In such situations, websites like can give you ideas on how to resolve those problems. But, prevention is better than the cure, as they say. A simple check on your credit report at least twice a year can help you spot and remedy any issues with less hassle.

Don’t give into the temptation to “buy now, pay later”

Yes, there are some exceptions to that rule, such as the purchase of a house or a new car. But, for “nice things” like material goods and vacations, you are better off saving the money for them. Using credit cards and loans to get the latest iPhone or some expensive designer clothing is not a good idea!

Why is that so bad, I hear you ask? The thing about “buy now, pay later” is that people rarely pay things back later! Even if they get paid with a small monthly installment, you will usually end up paying back more than you borrowed!

Bills come first

Last, but not least, one fact everyone would tell their younger selves is that their bills come first! Using your pay to buy material goods or go on a shopping spree can well leave you without money to pay your rent or food bills, for example.

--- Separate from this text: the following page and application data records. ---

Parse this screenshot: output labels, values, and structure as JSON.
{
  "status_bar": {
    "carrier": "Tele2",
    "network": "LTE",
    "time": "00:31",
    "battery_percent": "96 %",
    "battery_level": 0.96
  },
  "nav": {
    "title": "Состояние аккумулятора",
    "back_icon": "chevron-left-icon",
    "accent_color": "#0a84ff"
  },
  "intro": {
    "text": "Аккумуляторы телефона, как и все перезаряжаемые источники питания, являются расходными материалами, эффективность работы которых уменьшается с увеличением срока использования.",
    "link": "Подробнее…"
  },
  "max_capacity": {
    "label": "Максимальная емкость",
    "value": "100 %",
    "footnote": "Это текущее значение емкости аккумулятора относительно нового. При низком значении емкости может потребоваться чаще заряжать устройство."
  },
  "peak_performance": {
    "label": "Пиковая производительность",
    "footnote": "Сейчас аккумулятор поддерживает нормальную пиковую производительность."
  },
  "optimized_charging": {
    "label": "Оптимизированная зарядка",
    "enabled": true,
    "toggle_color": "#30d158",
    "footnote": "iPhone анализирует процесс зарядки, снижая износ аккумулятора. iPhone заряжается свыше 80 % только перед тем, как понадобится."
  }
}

Always make sure that your bills get covered when you get paid, including food and your emergency savings fund. Anything left over can get used as spending money!